Then when I was freshly 18, my best friend and I decided we wanted to get a job at a popular clothing store. It was the type of place you worked at not to make money (unless it was money to buy clothes), but to make friends, and especially to meet cute guys. It was the type of place that was selective. In fact, we never even had to apply. One day while shopping there, we got offered a job. Apparently, we had the right look. Apparently, that look was attractive. After working there for awhile, I learned the ins and outs of the company. Minimal makeup. No overdone hair or nails. You had to be naturally pretty, and naturally bubbly. The idea was, if you were a girl, girls wanted to be you, and guys wanted to date you. I will admit, it was a nice feeling to be one of them, but the feeling soon faded and wore off, just like the screen-printed ink of their logo on the first shirt I ever bought there.
One day I woke up and began dressing for work. I opened the thick white wood of my closet door, waited for the squeak of the hinge. I walked in. Every single article of clothing was from the store. Gone were the brown and white vintage loafers I’d picked up from the Goodwill for $4.97. They were replaced with the manufactured leather and rubber of flips flops in a variety of different colors and styles. My life-sized lemon slice earrings had been discarded in favor of a bottle opener strung on a thick leather cord that I wore around my neck. I didn’t know who I was anymore, or who I was trying to be.

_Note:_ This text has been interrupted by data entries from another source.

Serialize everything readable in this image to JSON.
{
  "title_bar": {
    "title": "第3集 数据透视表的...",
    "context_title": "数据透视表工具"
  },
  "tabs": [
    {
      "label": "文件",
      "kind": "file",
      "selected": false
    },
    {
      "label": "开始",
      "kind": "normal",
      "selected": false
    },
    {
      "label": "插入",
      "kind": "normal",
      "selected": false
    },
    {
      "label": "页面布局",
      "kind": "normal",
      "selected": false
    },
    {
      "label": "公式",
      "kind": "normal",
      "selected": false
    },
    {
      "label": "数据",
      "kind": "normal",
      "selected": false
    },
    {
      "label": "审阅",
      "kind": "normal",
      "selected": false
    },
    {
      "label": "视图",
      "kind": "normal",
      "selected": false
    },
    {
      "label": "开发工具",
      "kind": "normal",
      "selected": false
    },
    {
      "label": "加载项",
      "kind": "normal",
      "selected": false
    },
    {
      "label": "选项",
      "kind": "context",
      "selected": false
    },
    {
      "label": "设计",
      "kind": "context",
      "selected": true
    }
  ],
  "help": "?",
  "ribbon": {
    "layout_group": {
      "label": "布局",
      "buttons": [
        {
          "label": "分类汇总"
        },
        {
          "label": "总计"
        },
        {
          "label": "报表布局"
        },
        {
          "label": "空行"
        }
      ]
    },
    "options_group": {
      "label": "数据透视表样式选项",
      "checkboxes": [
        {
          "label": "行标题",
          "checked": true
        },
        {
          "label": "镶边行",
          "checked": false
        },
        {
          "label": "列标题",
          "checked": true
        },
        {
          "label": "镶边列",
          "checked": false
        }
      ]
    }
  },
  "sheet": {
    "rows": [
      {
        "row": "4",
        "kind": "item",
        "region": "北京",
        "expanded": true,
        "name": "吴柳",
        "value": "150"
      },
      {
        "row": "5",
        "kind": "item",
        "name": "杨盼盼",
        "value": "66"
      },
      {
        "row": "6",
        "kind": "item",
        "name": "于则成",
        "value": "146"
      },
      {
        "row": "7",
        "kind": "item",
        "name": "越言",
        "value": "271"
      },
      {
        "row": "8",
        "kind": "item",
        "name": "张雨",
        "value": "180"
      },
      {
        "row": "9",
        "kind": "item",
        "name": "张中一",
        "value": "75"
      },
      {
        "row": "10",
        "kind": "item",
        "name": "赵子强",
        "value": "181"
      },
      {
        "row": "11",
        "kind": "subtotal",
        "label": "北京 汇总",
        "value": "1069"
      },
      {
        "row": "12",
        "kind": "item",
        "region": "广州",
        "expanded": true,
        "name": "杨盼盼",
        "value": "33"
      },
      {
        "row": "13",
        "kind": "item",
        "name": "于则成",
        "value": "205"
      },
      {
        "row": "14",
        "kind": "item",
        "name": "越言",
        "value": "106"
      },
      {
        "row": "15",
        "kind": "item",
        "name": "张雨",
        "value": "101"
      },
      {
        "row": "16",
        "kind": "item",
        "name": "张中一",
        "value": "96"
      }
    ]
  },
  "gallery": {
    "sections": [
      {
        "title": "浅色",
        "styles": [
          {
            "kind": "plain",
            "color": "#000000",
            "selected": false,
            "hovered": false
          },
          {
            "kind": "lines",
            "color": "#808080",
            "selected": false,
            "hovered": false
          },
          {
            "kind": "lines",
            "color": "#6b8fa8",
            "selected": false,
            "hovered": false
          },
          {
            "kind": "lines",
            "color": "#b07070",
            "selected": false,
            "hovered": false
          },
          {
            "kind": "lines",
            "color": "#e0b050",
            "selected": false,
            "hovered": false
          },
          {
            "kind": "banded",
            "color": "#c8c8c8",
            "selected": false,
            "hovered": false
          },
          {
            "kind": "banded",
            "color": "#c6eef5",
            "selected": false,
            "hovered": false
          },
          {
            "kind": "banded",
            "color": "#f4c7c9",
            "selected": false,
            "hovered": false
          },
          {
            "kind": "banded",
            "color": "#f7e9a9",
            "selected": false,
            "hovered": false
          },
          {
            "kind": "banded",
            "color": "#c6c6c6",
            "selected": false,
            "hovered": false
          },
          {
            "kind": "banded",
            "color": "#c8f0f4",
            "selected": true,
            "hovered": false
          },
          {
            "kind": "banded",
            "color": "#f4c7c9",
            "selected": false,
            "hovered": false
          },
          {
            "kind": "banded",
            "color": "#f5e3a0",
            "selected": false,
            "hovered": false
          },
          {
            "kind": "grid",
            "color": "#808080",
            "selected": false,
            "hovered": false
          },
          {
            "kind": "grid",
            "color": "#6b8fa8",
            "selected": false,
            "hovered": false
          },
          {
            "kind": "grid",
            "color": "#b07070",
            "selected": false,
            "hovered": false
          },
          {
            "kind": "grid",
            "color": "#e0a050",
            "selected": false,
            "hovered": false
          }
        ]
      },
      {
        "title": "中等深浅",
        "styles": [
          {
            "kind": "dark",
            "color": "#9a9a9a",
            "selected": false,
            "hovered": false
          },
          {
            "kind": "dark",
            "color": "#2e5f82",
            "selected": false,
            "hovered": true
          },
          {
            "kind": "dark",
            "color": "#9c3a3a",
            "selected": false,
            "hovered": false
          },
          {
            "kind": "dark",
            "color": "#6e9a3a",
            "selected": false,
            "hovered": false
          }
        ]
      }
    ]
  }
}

My best friend felt differently. She fit in there more than she did anywhere in her life. She embraced the lifestyle with ease. While she was asking for more shifts, I was slowly disentangling myself from the group. Instead of working three nights a week, I only worked one.
But I still enjoyed hanging out with the people who worked there outside of work. One Friday night one of my co-workers threw a get together at his house. This wasn’t an unusual occurrence; we all hung out a lot, but what was unusual was that practically everyone who worked there was actually going to show up. It was all anyone could talk about at work for the three days leading up to it, and I could tell our hard-nosed manager wasn’t all that excited about it. I couldn’t see what his problem was, he was invited, too.
The morning after the get together I understood, though. All too well. I woke up too tired and drained to do anything, much less go to work. So I promptly called off. What I didn’t anticipate was that everyone else had called off, too. I later learned that only two people had come into work that morning (one being my best friend) and that the store had been a mess. For some reason, though, I got the brunt of the punishment. After I called off, my manager called me back and left me a voice-mail saying I was immature and told me that I didn’t have a job anymore. I never called back. And I never showed up to work again. My best friend talked to him on my behalf, of course, and I was offered my job back. But I didn’t go back.
Instead, I looked in my bottom drawer for those lemon earrings.
Alanna Smothers is a fourth year student majoring in English with a minor in journalism. She can be reached at AS620230@wcupa.edu.